» **Aim of the exercise**
Search the data below for the string "list". Extract every line that contains it.

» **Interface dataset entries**
##############################

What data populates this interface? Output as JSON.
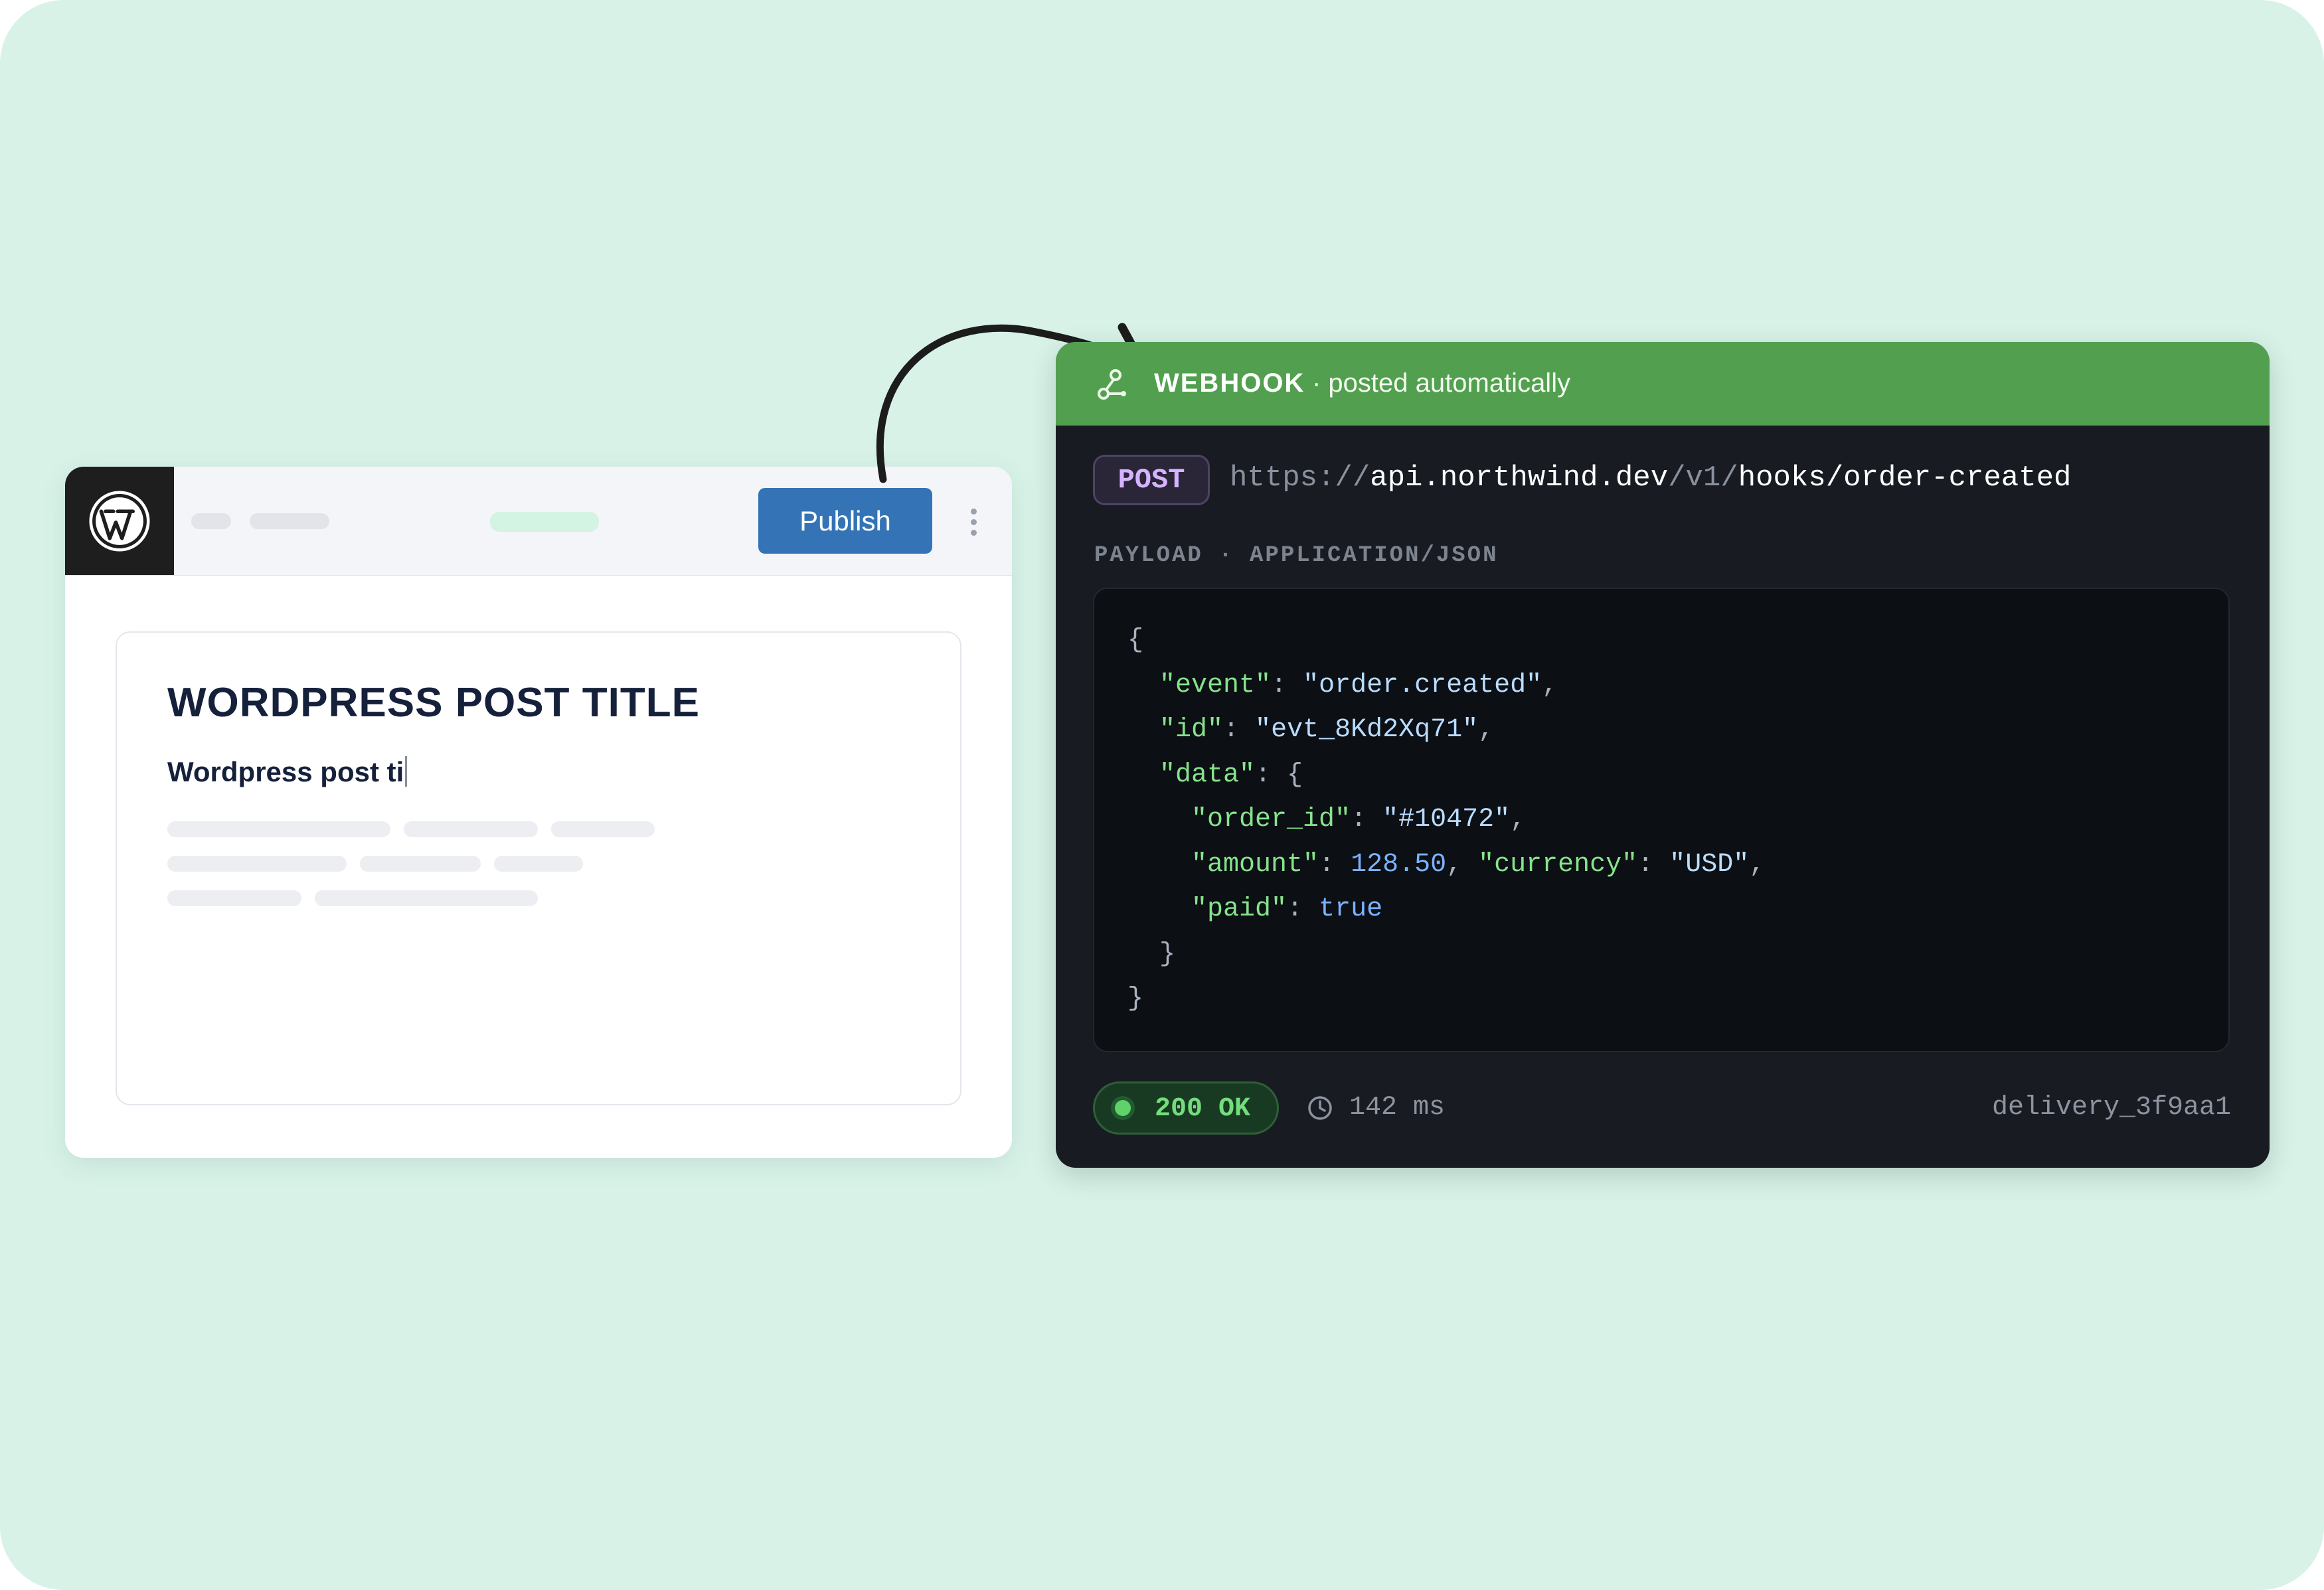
{
  "wordpress": {
    "publish_label": "Publish",
    "post_title": "WORDPRESS POST TITLE",
    "post_subtitle_typing": "Wordpress post ti"
  },
  "webhook": {
    "label": "WEBHOOK",
    "subtitle": "· posted automatically",
    "method": "POST",
    "url": {
      "scheme": "https://",
      "host": "api.northwind.dev",
      "version": "/v1/",
      "path": "hooks/order-created"
    },
    "payload_label": "PAYLOAD · APPLICATION/JSON",
    "payload": {
      "event": "order.created",
      "id": "evt_8Kd2Xq71",
      "order_id": "#10472",
      "amount": "128.50",
      "currency": "USD",
      "paid": "true"
    },
    "status": "200 OK",
    "duration": "142 ms",
    "delivery_id": "delivery_3f9aa1"
  },
  "colors": {
    "background": "#d8f2e8",
    "publish_button": "#3474b6",
    "webhook_header": "#52a04f",
    "webhook_body": "#181c22",
    "status_ok": "#73dd7c",
    "method_badge": "#d6b3ff"
  },
  "icons": {
    "wordpress_logo": "wordpress-logo-icon",
    "webhook": "webhook-icon",
    "clock": "clock-icon",
    "more": "kebab-menu-icon",
    "arrow": "curved-arrow-icon"
  }
}
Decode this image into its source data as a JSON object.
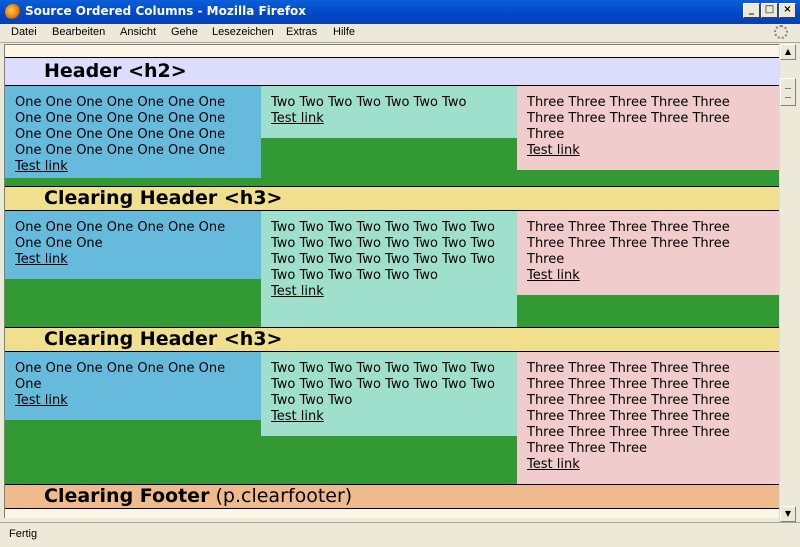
{
  "window": {
    "title": "Source Ordered Columns - Mozilla Firefox"
  },
  "menu": [
    "Datei",
    "Bearbeiten",
    "Ansicht",
    "Gehe",
    "Lesezeichen",
    "Extras",
    "Hilfe"
  ],
  "page": {
    "header": "Header <h2>",
    "sections": [
      {
        "col1": "One One One One One One One One One One One One One One One One One One One One One One One One One One One One",
        "col2": "Two Two Two Two Two Two Two",
        "col3": "Three Three Three Three Three Three Three Three Three Three Three",
        "link": "Test link"
      },
      {
        "heading": "Clearing Header <h3>",
        "col1": "One One One One One One One One One One",
        "col2": "Two Two Two Two Two Two Two Two Two Two Two Two Two Two Two Two Two Two Two Two Two Two Two Two Two Two Two Two Two Two",
        "col3": "Three Three Three Three Three Three Three Three Three Three Three",
        "link": "Test link"
      },
      {
        "heading": "Clearing Header <h3>",
        "col1": "One One One One One One One One",
        "col2": "Two Two Two Two Two Two Two Two Two Two Two Two Two Two Two Two Two Two Two",
        "col3": "Three Three Three Three Three Three Three Three Three Three Three Three Three Three Three Three Three Three Three Three Three Three Three Three Three Three Three Three",
        "link": "Test link"
      }
    ],
    "footer_bold": "Clearing Footer",
    "footer_rest": " (p.clearfooter)"
  },
  "status": "Fertig"
}
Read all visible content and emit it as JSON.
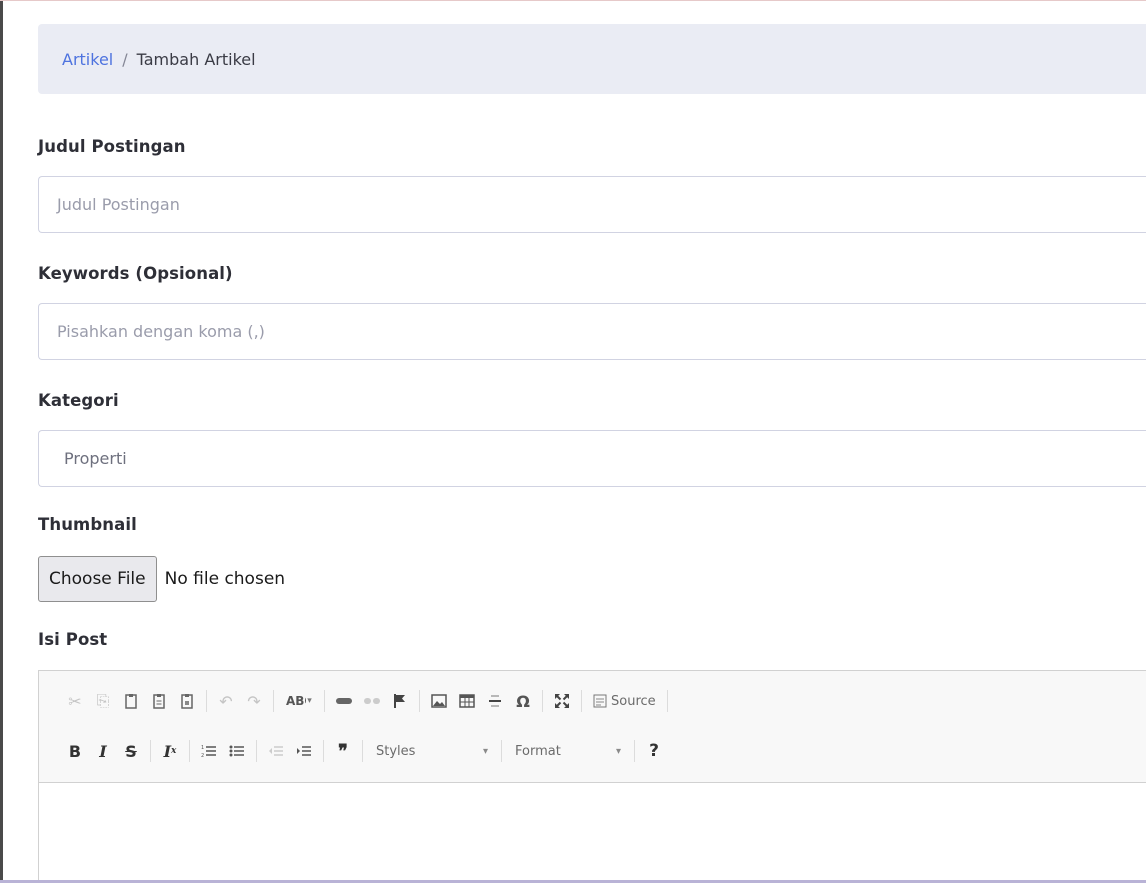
{
  "breadcrumb": {
    "parent": "Artikel",
    "separator": "/",
    "current": "Tambah Artikel"
  },
  "form": {
    "title": {
      "label": "Judul Postingan",
      "placeholder": "Judul Postingan"
    },
    "keywords": {
      "label": "Keywords (Opsional)",
      "placeholder": "Pisahkan dengan koma (,)"
    },
    "category": {
      "label": "Kategori",
      "value": "Properti"
    },
    "thumbnail": {
      "label": "Thumbnail",
      "button": "Choose File",
      "status": "No file chosen"
    },
    "content": {
      "label": "Isi Post"
    }
  },
  "editor": {
    "toolbar_row1": [
      "cut-icon",
      "copy-icon",
      "paste-icon",
      "paste-text-icon",
      "paste-word-icon",
      "undo-icon",
      "redo-icon",
      "spellcheck-icon",
      "link-icon",
      "unlink-icon",
      "anchor-icon",
      "image-icon",
      "table-icon",
      "horizontal-line-icon",
      "special-char-icon",
      "maximize-icon",
      "source-icon"
    ],
    "source_label": "Source",
    "toolbar_row2": [
      "bold-icon",
      "italic-icon",
      "strike-icon",
      "remove-format-icon",
      "numbered-list-icon",
      "bulleted-list-icon",
      "outdent-icon",
      "indent-icon",
      "blockquote-icon"
    ],
    "styles_label": "Styles",
    "format_label": "Format",
    "help_label": "?"
  },
  "colors": {
    "link": "#4e73df",
    "breadcrumb_bg": "#eaecf4",
    "border": "#d1d3e2"
  }
}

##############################

» **Your solution**
      "numbered-list-icon",
      "bulleted-list-icon",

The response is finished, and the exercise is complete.